Owing to the decline in the PC market, the chip maker has been focusing more on other businesses such as data centers and the IoT to carry forward its growth. For the last quarter, Intel’s CCG group, which includes both the PC and mobile business, reported revenue of $8.5 billion compared to $4.1 billion by the data center group. However, if we look at the first nine months operating profits, DCG made $5.6 billion compared to CCG’s $5.4 billion.

Trefis bullish on Intel

In a note on Monday, investment bank Trefis said that the IoT will push up Intel’s valuation by 20% owing to its integration with the data center business. By 2020, the installed base for IoT devices is expected to hit 30 billion connected devices globally. This will result in an economic impact of $6.2 trillion by 2025, Trefis said.

“The data generated from billions of connected IoT devices will need to be processed and analyzed, which will require greater computing and storage capacity,” Trefis wrote.

Since Intel dominates the server microprocessor market, it is poised well to benefit from the “explosion” in data because of the IoT. Intel also acknowledges this opportunity.

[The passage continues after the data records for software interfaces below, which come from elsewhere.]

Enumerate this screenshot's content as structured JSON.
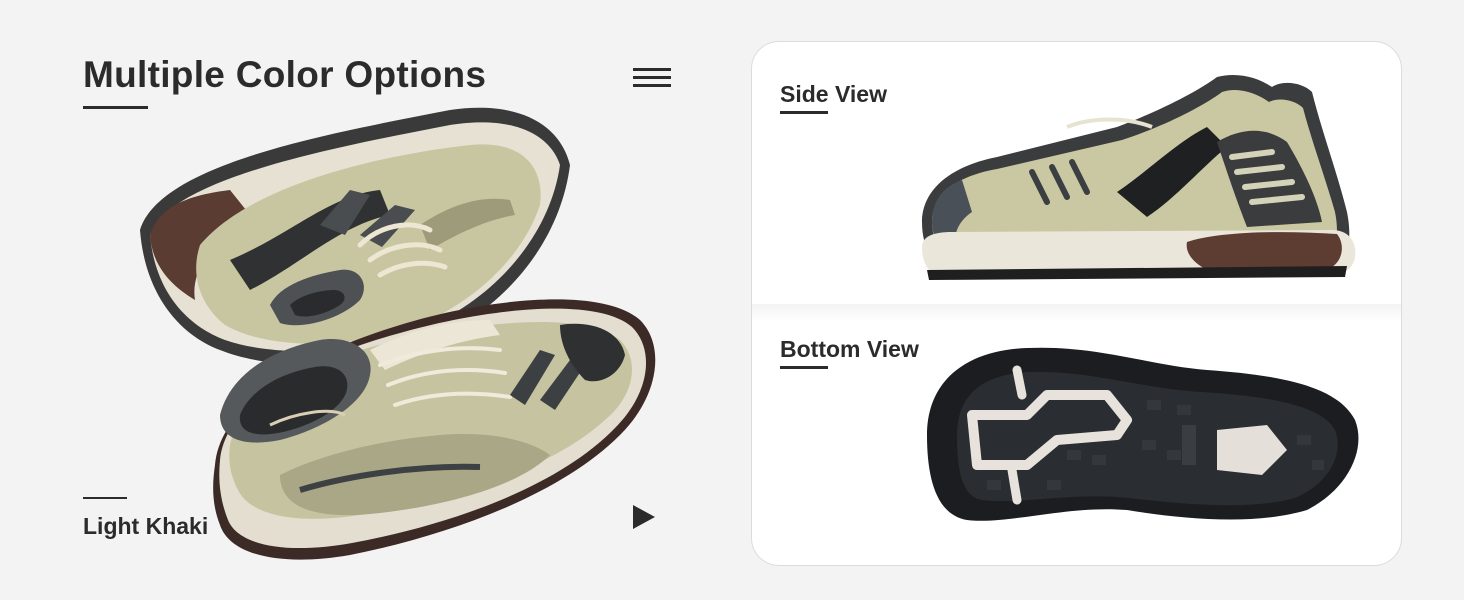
{
  "header": {
    "title": "Multiple Color Options"
  },
  "variant": {
    "label": "Light Khaki"
  },
  "views": {
    "side_label": "Side View",
    "bottom_label": "Bottom View"
  },
  "icons": {
    "menu": "hamburger-menu-icon",
    "next": "play-triangle-icon"
  },
  "colors": {
    "background": "#f3f3f3",
    "text": "#2b2b2b",
    "card": "#ffffff",
    "shoe_khaki": "#c9c7a4",
    "shoe_olive": "#b8b98a",
    "shoe_charcoal": "#555a5c",
    "sole_cream": "#ece7dc",
    "sole_brown": "#5a3a30",
    "outsole_black": "#1e1e1e"
  }
}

Intel’s SVP and head of Data Center Group, Diane Bryant, shared a similar view in an interview to BI.

“All of those connected devices create lots and lots of data that come back into the data center to be computed on, managed, stored, and goes across the network, which is also part of my business.”

On Monday, Intel shares closed up 0.9% at $34.77. Year to date, the stock is down by over 4% while in the last one month, it is up by almost 3%.